At the John F. Kennedy Medical Center in Monrovia, Liberia, health officials, doctors, residents, and medical students gathered for grand rounds on the importance of research that were presented by Mount Sinai’s OBGYN team.
After suspending travel to Liberia during the largest outbreak of Ebola in history, faculty at the Icahn School of Medicine at Mount Sinai resumed their teaching trips to the West African country last fall, with renewed efforts to improve women’s health.
Led by Ann Marie Beddoe, MD, Assistant Professor, Obstetrics, Gynecology and Reproductive Science, members of the Mount Sinai community have undertaken several initiatives in Liberia since they began working there in 2008. They are helping to train the country’s first residents in obstetrics and gynecology and have applied for a grant from the National Institutes of Health to help build a cancer center. They have also trained nurses to conduct human papillomavirus (HPV) screenings and counsel patients. Read more

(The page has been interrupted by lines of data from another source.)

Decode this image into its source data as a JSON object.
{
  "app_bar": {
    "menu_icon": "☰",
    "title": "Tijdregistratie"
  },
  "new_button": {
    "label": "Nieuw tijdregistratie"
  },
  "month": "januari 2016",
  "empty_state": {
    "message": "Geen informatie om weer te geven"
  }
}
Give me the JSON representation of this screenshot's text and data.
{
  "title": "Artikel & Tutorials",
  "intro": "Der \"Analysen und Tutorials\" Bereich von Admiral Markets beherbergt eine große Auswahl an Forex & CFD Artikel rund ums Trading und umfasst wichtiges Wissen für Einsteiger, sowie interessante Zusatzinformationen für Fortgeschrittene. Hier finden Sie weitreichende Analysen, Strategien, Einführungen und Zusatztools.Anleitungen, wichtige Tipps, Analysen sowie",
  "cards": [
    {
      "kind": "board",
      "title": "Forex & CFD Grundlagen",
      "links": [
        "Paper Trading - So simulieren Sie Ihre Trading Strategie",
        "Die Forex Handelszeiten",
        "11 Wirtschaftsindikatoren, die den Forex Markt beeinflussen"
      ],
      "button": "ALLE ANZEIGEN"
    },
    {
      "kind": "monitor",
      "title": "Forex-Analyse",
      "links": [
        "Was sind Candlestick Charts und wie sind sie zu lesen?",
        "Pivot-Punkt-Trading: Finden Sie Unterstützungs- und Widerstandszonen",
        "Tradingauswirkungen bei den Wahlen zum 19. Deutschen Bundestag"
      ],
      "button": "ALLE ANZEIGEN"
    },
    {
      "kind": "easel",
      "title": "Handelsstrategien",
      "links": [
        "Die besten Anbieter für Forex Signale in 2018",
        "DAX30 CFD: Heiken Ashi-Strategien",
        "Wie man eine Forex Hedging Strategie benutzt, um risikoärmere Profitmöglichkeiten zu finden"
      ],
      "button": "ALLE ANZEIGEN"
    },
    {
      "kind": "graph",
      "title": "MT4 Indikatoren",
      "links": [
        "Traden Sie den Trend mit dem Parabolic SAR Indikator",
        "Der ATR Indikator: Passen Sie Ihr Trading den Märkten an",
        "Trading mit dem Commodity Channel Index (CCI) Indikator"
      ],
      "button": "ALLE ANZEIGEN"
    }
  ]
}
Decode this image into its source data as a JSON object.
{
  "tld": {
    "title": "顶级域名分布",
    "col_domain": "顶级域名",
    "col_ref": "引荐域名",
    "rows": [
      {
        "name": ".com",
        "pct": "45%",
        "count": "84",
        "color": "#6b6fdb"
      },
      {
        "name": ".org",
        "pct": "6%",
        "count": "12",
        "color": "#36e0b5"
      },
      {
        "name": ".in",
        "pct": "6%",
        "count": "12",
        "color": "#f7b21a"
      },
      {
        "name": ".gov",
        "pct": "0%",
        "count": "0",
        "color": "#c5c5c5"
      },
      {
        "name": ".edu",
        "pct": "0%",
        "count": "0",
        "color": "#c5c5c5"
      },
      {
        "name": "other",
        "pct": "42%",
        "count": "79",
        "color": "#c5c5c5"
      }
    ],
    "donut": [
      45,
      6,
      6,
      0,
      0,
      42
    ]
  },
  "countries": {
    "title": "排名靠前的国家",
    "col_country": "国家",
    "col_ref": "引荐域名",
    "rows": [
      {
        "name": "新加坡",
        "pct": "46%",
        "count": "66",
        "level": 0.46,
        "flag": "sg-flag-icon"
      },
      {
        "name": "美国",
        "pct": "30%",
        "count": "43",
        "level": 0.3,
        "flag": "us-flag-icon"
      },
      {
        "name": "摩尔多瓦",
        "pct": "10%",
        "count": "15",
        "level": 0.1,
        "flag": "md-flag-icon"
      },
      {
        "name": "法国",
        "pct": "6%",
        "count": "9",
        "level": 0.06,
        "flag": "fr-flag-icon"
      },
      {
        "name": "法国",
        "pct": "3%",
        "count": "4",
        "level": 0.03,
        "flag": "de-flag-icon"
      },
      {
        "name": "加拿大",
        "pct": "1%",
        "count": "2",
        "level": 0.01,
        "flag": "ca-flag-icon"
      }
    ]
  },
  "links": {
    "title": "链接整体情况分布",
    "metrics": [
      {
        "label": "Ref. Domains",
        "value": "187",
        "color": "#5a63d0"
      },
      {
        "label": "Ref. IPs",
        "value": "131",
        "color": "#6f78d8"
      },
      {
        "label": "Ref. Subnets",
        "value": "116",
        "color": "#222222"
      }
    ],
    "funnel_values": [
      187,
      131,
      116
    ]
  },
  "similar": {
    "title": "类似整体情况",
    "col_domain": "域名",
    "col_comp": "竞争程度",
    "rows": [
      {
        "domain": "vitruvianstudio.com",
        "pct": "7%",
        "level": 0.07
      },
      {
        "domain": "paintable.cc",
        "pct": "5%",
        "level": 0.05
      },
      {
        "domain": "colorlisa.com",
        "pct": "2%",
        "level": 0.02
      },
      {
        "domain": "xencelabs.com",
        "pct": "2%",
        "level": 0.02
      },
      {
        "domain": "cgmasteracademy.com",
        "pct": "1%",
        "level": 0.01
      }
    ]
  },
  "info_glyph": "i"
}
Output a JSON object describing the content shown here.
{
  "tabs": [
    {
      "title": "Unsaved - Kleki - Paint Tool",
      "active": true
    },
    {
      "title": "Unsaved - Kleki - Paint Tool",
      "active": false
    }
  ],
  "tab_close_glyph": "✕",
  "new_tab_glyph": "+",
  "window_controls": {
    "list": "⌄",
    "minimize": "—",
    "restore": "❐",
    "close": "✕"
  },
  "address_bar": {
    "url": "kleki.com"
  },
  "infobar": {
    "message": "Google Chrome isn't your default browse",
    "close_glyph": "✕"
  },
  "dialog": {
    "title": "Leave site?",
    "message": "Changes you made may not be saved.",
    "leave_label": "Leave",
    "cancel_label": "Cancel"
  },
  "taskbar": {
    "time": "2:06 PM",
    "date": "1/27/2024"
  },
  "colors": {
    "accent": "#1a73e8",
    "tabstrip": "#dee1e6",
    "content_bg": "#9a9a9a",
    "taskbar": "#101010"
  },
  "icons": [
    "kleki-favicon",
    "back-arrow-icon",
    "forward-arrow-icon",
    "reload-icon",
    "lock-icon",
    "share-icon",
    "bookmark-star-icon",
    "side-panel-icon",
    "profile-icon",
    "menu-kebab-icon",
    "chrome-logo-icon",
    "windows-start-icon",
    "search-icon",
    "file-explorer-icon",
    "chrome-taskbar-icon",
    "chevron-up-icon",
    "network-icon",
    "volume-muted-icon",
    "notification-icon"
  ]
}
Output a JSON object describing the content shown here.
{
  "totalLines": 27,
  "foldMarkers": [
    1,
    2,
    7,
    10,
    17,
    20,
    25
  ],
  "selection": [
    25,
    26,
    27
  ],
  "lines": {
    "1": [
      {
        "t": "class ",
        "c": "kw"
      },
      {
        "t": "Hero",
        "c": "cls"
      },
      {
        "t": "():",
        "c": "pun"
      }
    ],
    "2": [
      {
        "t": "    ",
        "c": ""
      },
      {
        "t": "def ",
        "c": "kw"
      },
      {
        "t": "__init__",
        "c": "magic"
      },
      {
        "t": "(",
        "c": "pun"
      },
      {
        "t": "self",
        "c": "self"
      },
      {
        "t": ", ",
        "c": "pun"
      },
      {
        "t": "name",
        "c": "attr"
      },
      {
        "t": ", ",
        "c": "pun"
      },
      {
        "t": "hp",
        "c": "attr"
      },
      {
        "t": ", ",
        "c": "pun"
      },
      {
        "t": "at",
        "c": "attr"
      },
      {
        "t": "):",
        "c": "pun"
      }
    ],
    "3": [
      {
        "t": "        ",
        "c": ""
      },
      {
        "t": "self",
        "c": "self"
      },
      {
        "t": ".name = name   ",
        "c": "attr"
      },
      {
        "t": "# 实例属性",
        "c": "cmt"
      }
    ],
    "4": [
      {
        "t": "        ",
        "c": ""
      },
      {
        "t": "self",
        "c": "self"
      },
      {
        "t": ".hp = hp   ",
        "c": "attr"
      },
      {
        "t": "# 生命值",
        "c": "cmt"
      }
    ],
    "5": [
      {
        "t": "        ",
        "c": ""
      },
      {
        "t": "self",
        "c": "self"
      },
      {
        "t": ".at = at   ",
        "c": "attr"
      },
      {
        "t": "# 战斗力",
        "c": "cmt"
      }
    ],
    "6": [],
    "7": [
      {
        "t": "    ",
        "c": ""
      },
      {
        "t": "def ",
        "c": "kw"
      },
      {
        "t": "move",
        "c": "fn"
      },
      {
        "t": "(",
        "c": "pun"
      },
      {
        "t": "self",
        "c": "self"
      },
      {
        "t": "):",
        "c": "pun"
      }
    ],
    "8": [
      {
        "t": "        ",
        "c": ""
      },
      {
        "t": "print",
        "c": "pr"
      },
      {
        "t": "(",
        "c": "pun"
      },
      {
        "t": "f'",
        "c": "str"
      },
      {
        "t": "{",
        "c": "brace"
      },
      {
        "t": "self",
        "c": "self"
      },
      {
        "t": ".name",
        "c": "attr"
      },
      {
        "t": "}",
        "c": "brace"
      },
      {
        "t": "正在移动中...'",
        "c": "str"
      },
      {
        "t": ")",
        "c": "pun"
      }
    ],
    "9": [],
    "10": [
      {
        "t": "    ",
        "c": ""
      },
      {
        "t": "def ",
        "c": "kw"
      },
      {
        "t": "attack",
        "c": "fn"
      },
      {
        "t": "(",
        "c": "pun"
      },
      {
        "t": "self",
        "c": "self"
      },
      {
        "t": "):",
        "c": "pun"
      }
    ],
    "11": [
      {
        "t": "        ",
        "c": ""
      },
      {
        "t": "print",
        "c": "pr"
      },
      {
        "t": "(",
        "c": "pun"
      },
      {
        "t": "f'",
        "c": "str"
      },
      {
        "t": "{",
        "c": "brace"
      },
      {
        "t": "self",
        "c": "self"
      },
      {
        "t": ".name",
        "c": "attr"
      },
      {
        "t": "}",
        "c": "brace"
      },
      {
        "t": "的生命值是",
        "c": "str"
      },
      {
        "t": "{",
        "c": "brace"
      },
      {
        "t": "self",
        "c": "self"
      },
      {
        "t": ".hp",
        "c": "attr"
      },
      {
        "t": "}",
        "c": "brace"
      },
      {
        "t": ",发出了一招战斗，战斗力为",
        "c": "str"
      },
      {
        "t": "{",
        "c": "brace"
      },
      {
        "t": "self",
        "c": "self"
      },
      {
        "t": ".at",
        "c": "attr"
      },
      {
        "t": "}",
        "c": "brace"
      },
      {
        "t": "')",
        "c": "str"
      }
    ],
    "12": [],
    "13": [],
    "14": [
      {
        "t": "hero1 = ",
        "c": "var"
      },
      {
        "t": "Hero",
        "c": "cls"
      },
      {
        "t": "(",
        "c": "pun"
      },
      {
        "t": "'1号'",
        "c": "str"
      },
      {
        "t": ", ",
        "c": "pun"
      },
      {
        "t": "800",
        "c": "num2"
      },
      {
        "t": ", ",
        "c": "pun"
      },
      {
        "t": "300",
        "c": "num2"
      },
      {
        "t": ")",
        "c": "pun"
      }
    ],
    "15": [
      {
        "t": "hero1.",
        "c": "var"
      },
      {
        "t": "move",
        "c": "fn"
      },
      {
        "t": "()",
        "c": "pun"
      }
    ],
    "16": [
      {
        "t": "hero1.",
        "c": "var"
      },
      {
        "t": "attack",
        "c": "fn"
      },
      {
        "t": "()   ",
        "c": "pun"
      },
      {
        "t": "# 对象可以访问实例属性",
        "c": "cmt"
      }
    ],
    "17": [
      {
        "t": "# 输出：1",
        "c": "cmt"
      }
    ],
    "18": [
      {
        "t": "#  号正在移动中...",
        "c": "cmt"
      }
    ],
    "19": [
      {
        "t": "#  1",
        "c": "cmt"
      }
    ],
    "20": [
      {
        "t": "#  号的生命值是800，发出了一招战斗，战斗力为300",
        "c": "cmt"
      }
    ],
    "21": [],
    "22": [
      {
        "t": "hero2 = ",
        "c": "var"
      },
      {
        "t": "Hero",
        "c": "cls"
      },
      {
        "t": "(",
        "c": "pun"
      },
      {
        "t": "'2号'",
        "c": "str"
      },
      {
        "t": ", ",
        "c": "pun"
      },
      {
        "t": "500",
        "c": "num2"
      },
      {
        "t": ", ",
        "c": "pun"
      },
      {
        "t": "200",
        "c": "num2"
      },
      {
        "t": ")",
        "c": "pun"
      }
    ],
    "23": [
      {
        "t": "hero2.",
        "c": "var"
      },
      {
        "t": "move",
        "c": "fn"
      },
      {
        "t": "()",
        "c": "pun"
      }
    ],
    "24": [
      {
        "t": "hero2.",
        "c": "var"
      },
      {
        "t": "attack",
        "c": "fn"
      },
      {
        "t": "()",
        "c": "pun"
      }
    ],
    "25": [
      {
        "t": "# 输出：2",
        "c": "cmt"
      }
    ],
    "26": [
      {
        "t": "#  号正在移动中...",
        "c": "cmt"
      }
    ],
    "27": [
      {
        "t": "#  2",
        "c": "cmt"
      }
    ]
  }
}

Students at Icahn School of Medicine at Mount Sinai (ISMMS) have collected more than $6,600 and 56 boxes of supplies to support the Liberia Mental Health Clinicians Association, a nursing organization in Liberia that is working to end the spread of Ebola in that country.
Mount Sinai’s “End the Outbreak” campaign was created by first-year medical student Caitlin Driscoll last fall, after she says she perceived “a lack of conversation about what was happening around Ebola and felt, as med students, we should respond in some way.” Read more
The Kaiser Famly Foundation noted: “As of August 14, 2014, the Ebola virus has infected an estimated 1,975 individuals across four countries in West Africa, leading to 1,069 deaths (including three Americans). The official reported numbers, frightening as they are, likely vastly underestimate the true magnitude of the outbreak. Ebola has severely impacted the daily life of affected communities, and raised concerns across the globe about its ongoing spread. The fact that this outbreak has led to so many cases and deaths (approximately 45% of all cases of Ebola ever reported have come since March of this year) is concerning for the individuals and families struggling with the disease, and leads to questions regarding the global capacity to detect and respond to such events. It also brings up four key policy questions for the U.S. concerning its engagement with the international community’s efforts to combat Ebola and other emerging infectious disease outbreaks.”
NPR reported: “On Monday, Dr. Tom Frieden, director of the U.S. Centers for Disease Control and Prevention, arrived in Liberia to assess the Ebola outbreak. The situation “is overwhelming,” he said.
The outbreak “really is a crisis and is affecting most if not all the counties in Liberia already,” he told NPR from Monrovia, the capital city and first stop on a three-country visit. “This is absolutely unprecedented.”
The CDC, Frieden said, “is working flat out on this, but this is huge and needs a global response … They need a lot of help from the world.”
The New York Times reported: “Hospitals nationwide are hustling to prepare for the first traveler from West Africa who arrives in the emergency room with symptoms of infection with the Ebola virus.
Dr. Thomas R. Frieden, director of the Centers for Disease Control and Prevention, has said such a case is inevitable in the United States, and the agency this month issued the first extensive guidelines for hospitals on how recognize and treat Ebola patients.
The recommendations touch on everything from the safe handling of lab specimens to effective isolation of suspected Ebola patients …
ABC News reported: “American hospitals and state labs have handled at least 68 Ebola scares over the last three weeks, according to the U.S. Centers for Disease Control and Prevention.
Hospitals in 27 states alerted the CDC of the possible Ebola cases out of an abundance of caution amid the growing outbreak in Guinea, Liberia and Sierra Leone. Fifty-eight cases were deemed false alarms after CDC officials spoke with medical professions about patient exposures and symptoms, but blood samples for the remaining 10 were sent to the CDC for testing, the agency told ABC News today.
The New England Journal of Medicine noted: “Four brief NEJM perspectives examine the current Ebola epidemic, which is the largest and longest-lived on record.”
“One of the three clinically oriented contributions describes the World Health Organization’s declaration of a public health emergency and its implications.”
“Another offers information on drugs that have shown activity against the virus; it describes the problem (and ethics) of collecting efficacy data on these treatments mid-epidemic.”